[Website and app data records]
Content starts

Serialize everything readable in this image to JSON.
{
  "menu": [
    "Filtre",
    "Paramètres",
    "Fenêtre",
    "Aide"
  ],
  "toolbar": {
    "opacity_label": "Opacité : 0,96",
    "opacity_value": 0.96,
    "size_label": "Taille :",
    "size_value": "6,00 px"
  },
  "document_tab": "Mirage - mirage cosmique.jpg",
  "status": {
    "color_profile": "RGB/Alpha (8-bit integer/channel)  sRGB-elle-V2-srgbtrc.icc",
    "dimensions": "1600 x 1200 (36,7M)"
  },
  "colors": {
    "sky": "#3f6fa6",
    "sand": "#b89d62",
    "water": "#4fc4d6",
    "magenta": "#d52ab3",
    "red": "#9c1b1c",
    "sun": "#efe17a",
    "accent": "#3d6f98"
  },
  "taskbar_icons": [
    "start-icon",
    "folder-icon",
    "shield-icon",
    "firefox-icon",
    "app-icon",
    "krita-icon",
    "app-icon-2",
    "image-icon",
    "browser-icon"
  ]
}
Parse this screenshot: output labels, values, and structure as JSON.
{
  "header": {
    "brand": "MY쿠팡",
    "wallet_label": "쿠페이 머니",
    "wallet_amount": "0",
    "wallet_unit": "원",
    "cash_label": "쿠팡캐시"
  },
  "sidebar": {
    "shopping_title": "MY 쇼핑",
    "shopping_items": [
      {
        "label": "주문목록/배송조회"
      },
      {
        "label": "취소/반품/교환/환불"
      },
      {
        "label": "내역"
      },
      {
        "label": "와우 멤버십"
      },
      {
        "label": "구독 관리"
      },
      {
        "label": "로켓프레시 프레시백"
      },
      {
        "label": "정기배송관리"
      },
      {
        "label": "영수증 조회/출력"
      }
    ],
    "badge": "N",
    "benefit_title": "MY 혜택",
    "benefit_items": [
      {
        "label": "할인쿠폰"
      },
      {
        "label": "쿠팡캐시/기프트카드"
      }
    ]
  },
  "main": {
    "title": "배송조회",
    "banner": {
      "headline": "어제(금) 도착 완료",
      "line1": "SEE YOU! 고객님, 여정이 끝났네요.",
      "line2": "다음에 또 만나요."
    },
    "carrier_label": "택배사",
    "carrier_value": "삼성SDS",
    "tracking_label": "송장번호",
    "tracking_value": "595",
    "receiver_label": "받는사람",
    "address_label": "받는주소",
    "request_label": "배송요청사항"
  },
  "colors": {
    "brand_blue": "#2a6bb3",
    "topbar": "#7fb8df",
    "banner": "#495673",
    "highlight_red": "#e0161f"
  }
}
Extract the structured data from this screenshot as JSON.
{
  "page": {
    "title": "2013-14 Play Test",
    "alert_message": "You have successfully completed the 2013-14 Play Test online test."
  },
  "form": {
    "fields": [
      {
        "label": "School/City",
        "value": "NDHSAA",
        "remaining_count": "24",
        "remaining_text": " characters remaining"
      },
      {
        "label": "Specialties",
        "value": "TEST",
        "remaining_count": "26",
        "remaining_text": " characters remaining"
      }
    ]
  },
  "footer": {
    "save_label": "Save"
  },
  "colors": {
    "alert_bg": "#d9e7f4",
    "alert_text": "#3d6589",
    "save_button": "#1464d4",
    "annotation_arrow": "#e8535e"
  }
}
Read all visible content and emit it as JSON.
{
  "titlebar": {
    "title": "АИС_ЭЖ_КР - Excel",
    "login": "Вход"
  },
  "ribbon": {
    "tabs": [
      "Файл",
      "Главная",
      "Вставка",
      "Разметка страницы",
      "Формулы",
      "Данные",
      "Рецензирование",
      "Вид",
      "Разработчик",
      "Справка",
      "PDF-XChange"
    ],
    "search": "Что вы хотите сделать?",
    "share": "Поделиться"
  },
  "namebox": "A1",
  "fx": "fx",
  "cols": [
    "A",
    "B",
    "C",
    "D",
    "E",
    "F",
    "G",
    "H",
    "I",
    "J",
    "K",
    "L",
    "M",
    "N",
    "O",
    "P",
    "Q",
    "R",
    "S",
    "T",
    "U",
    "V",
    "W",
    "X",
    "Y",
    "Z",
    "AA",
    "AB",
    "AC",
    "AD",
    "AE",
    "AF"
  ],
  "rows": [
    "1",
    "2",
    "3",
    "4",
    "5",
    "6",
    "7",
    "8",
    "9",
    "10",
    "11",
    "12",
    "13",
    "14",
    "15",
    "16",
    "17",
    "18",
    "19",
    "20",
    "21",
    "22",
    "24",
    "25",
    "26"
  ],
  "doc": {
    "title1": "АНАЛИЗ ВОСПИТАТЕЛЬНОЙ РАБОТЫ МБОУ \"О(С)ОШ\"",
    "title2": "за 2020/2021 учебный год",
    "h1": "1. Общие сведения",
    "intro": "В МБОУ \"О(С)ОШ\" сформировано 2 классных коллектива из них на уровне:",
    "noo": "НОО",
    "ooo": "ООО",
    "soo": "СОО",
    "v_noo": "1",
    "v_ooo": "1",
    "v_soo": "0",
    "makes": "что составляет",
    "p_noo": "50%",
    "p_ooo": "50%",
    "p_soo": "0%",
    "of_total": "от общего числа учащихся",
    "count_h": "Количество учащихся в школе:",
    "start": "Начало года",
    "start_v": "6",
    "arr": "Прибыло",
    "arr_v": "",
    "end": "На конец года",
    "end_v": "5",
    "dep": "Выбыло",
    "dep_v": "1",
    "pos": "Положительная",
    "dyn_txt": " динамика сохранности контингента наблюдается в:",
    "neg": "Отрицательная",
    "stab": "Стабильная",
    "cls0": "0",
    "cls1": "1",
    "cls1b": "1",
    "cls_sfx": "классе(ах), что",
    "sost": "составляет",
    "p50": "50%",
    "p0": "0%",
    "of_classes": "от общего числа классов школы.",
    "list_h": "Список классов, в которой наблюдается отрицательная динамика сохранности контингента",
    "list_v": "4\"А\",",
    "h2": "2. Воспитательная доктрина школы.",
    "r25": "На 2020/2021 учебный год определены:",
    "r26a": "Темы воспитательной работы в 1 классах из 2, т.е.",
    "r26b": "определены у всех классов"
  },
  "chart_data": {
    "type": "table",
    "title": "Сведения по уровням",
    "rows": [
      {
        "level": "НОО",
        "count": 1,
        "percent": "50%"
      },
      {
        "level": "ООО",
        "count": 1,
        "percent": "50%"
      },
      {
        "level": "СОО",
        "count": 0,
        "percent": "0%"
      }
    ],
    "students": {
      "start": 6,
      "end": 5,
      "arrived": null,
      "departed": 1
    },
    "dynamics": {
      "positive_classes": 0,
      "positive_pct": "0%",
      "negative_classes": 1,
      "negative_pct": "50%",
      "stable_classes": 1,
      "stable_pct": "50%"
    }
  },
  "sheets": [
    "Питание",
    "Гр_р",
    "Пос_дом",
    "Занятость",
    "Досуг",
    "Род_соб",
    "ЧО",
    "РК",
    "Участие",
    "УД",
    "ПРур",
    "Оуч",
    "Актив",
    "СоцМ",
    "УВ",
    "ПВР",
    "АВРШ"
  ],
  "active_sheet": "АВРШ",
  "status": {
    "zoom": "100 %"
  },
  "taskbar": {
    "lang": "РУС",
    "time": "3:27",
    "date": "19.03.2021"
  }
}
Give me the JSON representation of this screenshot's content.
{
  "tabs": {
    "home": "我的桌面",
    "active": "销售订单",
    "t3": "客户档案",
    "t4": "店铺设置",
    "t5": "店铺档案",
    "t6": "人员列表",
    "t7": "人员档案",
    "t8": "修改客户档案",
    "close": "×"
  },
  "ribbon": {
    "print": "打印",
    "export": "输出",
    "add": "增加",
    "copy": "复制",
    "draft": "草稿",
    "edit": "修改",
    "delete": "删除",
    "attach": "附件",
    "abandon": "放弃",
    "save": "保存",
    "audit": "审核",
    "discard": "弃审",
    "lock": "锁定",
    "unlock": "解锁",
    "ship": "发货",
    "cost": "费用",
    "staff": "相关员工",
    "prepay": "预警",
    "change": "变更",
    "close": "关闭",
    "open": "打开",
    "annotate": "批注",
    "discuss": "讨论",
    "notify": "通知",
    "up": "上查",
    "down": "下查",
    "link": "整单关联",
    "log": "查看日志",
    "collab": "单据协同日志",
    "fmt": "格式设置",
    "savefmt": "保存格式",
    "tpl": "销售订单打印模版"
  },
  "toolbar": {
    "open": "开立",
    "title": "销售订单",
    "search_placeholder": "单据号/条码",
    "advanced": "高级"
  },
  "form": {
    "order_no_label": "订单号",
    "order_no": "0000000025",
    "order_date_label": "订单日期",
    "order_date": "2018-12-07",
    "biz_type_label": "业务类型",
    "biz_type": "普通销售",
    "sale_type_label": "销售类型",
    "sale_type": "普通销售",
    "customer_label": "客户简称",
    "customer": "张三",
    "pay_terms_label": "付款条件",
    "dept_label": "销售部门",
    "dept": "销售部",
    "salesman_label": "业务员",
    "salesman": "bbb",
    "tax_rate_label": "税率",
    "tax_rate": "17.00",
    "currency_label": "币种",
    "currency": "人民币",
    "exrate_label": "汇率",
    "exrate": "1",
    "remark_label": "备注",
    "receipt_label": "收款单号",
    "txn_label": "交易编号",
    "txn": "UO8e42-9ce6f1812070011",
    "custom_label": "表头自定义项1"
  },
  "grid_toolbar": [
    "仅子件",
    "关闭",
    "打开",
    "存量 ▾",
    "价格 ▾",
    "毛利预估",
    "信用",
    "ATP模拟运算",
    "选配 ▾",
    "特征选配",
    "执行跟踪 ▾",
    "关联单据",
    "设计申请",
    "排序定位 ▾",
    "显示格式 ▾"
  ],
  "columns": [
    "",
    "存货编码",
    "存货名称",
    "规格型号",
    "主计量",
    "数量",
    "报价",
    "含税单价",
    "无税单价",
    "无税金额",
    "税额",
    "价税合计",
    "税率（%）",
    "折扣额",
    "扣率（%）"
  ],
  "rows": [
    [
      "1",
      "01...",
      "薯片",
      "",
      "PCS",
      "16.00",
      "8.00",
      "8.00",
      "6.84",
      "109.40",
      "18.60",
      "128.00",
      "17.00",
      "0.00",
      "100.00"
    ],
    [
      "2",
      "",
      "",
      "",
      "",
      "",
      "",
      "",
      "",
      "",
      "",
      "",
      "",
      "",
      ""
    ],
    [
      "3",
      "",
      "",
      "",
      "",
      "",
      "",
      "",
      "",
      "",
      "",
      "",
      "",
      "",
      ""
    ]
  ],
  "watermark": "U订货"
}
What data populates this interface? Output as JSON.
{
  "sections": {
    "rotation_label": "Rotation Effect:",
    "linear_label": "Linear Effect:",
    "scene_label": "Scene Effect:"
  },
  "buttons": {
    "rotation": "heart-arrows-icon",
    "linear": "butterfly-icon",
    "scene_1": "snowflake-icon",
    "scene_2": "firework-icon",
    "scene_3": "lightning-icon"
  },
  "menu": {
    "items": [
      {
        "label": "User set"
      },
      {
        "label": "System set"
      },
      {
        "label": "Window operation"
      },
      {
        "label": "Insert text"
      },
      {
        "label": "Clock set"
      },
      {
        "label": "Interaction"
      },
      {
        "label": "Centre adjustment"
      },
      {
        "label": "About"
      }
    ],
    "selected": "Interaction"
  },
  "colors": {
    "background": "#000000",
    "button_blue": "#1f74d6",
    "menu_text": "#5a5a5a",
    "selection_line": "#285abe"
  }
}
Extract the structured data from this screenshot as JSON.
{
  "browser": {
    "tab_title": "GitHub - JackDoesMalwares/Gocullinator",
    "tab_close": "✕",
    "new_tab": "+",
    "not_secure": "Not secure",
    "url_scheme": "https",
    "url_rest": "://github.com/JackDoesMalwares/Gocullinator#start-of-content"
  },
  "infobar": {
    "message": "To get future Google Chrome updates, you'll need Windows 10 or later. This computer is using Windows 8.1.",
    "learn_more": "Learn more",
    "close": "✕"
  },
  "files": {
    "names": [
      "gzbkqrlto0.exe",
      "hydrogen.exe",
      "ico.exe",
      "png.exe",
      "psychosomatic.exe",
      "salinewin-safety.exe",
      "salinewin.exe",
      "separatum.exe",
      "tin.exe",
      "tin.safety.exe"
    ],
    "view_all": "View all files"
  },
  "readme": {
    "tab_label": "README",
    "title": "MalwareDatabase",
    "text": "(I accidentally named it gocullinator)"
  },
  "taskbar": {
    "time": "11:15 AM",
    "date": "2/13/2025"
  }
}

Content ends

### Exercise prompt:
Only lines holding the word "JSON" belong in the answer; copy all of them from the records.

### Written reply:
Serialize everything readable in this image to JSON.
Parse this screenshot: output labels, values, and structure as JSON.
Extract the structured data from this screenshot as JSON.
Read all visible content and emit it as JSON.
Give me the JSON representation of this screenshot's content.
What data populates this interface? Output as JSON.
Extract the structured data from this screenshot as JSON.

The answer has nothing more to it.